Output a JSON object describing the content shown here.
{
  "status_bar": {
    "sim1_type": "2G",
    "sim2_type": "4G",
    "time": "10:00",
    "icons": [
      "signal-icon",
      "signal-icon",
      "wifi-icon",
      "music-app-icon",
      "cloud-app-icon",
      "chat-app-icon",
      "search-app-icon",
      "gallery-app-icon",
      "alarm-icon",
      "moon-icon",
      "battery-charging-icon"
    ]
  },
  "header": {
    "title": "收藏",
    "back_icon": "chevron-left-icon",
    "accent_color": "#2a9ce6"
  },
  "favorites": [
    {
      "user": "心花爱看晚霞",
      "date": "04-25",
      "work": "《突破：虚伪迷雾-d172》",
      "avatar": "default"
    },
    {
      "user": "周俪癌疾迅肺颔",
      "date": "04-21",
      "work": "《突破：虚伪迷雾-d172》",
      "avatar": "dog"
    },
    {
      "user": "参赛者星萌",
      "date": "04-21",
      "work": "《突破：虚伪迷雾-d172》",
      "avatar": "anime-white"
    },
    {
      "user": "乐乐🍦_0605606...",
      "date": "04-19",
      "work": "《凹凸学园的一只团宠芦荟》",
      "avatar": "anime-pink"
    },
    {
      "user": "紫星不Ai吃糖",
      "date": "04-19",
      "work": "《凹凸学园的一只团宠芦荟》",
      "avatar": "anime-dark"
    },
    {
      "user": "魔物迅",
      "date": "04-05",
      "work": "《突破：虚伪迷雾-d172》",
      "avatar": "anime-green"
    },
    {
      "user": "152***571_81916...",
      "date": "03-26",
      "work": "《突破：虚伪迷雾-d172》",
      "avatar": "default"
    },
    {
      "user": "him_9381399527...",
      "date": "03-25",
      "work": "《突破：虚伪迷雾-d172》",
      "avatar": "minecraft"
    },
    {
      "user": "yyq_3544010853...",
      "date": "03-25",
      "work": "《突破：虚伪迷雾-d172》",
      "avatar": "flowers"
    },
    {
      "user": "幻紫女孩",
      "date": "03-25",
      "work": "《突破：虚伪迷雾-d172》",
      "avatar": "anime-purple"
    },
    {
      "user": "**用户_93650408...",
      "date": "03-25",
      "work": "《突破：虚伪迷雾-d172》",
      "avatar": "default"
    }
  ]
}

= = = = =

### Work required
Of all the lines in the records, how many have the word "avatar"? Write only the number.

### Answer space
11